U.S. Fuel Rollback Earns Pushback from Scientific Advisory Board
The Environmental Protection Agency’s (EPA) Scientific Advisory Board (SAB) is once again applying pressure on the Trump administration’s proposed fuel economy rollback. Similar to the complaints issued by a coalition of scientists back in March of 2018, the board expressed concerns that significant weaknesses exist in the analysis underpinning the plan that should be addressed before any rules are made final. A draft report was circulated earlier in the week, with the SAB scheduling a public meeting meeting on January 17th.
“[The] EPA always appreciates and respects the work and advice of the SAB,” the U.S. regulatory agency said in a statement. “When implemented, the [rollback] will benefit all Americans by improving the U.S. fleet’s fuel economy, reducing air pollution, and making new vehicles more affordable for all Americans.”
Unfortunately, those are the issues the SAB seems the most concerned with.
Much of the current administration’s reasoning for embracing the rollback is to reduce pressure on manufacturers and the economy. While sales hiccups in Europe and China have left many wondering about the ability of various markets to endure swift and sweeping environmental regulations, there’s little to suggest a rollback would do much (if anything) to improve air quality. The EPA hasn’t done much to refute this, either. The bulk of its focus has been on maintaining industrial jobs, affordable vehicle options, customer choice, and safety.
The administration’s latest draft of the plan seeks to cap fleet-wide fuel efficiency requirements at roughly 37 miles per gallon after 2020. Obama era rules have that number heading toward 50 mpg through 2025, though the EPA has previously called the targets arbitrary and not in line with market or technological realities. Unfortunately, the majority of SAB members feel like that distinction was made without adequate scientific reasoning.
The New York Times spoke with Peter Wilcoxen, professor of public administration at Syracuse University, to get a better understanding of the SAB’s gripes:
Mr. Wilcoxen chaired the working group that reviewed the E.P.A.’s rollback of automobile tailpipe emission standards and said the agency’s analysis had several well-known “core flaws.”
One of the primary problems, he said, is that the E.P.A., in an unusual move, used a flawed economic model that had not been reviewed either internally by federal agencies or in the academic literature. That model found what Mr. Wilcoxen described as the “really improbable” results that relaxing Obama-era gas mileage standards would lead to a significantly smaller fleet of vehicles despite the model’s prediction that the vehicles would be cheaper.

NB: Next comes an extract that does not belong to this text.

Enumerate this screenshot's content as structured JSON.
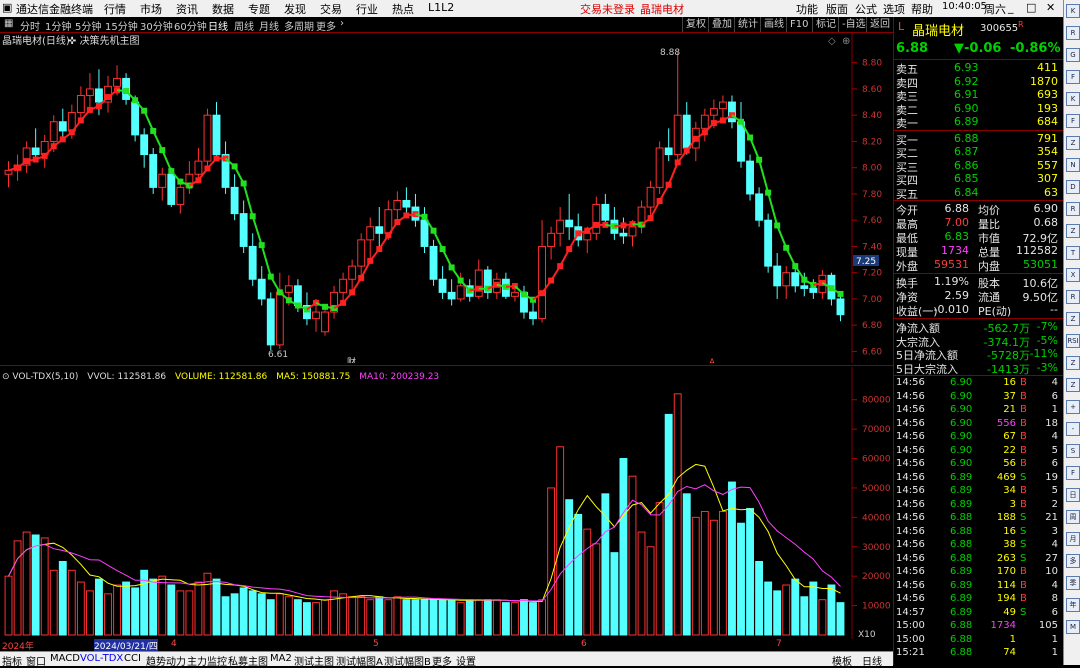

That assumption helped drive the Trump administration’s argument that its rule would lead to fewer cars on the road and therefore fewer planet-warming emissions.
“They ended up with this result that basically violated introductory economics,” Mr. Wilcoxen said.
As usual, the environmental and economic beliefs of these groups appear to be completely at odds with each other. For many, choosing a side has more to do with one’s priorities than wisdom. Do you keep the focus nailed down to environmental policy, despite the potential of that creating issues for consumers and uncertainty within the market? Or is it best to push them out of the way to make sure people continue to have access to vehicles they’ll actually buy while cutting manufacturers a regulatory break in the United States?